Alternating Current and Direct Current
Definition of Alternating Current and Direct Current
Electricity is defined by movement of charges, electrons, inside a conductor. Hence, the term current is used to describe the flow of electricity. There are two ways electrical power flows through a conductor and that is what we call direct current and alternating current.
Direct current is a type of flow of electricity wherein the direction of flow is always in one direction only. Direct current is ideally constant – meaning, neither current nor voltage changes. However, due to the imperfections of rectification processes(the process of converting alternating current to direct current), sometimes a pulsating Direct current signal is obtained. For more details on rectification processes, read this article about rectifiers.
Direct current is usually obtained from batteries, chargers, solar cells, and DC Generators. DC is usually used for powering electronic devices like laptops and cellular phones.
Alternating current is usually described, but not limited to, Sinusoidal waveforms. Alternating current is a type of current wherein the direction of the flow of current is periodically reversed. An alternating current has a positive cycle and a negative cycle where in each cycle, the direction and magnitude of the current is described by its position on the y axis of an x-y coordinate. Alternating current can also be triangular wave-forms, square waves and saw-tooth waves. In small signals, alternating current can be shifted along the y-axis meaning, its maximum peak and minimum peak values can be adjusted. And the two does not necessarily need to be equal for a source to become an alternating current. For more information on how Alternating current is “shifted along the y-axis” read this article about diode clamper circuits.
Alternating current is usually obtained from Generation Power Plants and is usually produced in a polyphase system. It can also come from AC generators. AC usually used for transmitting power and is what comes out of our power outlets.
Advantages and Disadvantages of Alternating Current (AC) and Direct Current (DC)

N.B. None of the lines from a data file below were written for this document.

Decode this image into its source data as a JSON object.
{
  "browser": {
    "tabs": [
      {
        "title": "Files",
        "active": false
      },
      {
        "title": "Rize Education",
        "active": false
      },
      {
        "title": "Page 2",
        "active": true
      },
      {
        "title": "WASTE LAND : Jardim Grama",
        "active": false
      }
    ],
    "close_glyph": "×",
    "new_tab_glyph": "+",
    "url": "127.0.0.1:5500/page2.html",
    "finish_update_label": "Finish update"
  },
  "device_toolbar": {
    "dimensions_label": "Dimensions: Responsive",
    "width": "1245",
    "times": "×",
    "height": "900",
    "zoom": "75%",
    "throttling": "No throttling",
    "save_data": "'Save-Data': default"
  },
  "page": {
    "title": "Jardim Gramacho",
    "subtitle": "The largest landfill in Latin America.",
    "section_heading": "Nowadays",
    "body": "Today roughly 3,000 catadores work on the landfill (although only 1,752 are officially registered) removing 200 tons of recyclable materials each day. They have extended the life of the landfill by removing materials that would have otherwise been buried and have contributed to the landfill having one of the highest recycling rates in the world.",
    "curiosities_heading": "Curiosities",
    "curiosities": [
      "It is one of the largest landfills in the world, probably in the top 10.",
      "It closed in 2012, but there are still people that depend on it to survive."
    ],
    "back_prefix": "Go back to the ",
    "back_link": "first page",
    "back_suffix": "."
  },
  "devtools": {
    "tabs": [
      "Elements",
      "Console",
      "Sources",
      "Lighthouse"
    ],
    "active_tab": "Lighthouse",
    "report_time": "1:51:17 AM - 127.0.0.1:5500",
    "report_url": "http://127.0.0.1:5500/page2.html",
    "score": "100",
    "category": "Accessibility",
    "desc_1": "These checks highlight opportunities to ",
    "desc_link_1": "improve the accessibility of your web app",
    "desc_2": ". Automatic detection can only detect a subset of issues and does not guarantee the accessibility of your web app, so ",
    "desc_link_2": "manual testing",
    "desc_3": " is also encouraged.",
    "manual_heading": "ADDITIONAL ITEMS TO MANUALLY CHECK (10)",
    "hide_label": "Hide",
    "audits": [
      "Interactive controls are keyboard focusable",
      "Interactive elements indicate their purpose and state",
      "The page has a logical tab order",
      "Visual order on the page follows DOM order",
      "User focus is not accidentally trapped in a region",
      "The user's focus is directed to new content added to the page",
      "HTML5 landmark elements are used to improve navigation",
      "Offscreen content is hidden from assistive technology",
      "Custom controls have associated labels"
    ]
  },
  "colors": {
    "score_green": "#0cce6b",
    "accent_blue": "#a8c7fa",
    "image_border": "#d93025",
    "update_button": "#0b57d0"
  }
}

In the late 1800’s, Thomas Edison introduced Direct current as a way of commercially distributing electricity, however because of the disadvantages of the Direct current Alternating current was then used. Direct current introduces a lot of losses when used to distribute electricity. It is easier to raise the voltage or current of an alternating current. Since losses are minimal at higher voltages and lower currents, Alternating current is a favored way to distribute electrical power.
Direct current also has some advantages in distribution. Direct current is more efficient when transmitting electricity at very long distances since a direct current will not introduce losses due to reactance which is present in AC systems. Direct current used in transmission, like AC, is converted to high voltage-low current to minimize losses. There are a few distribution systems that use DC to distribute electricity.
Direct current is favored in small electronics because power sources like batteries or solar cells produce electricity as Direct current. However, small electronics do not purely use DC in its system. AC is likely to be present since an alternating current has the ability to transmit information by varying its amplitude of frequency.
Alternating Current and Direct current has its pros and cons and the reason why we don’t just use one type for all our electricity consuming appliances and gadgets is because of efficiency. Appliances are in AC since outlets are in AC. And our gadgets are in DC since batteries are in DC. We may be able to live with only one form of electricity but that would be very expensive.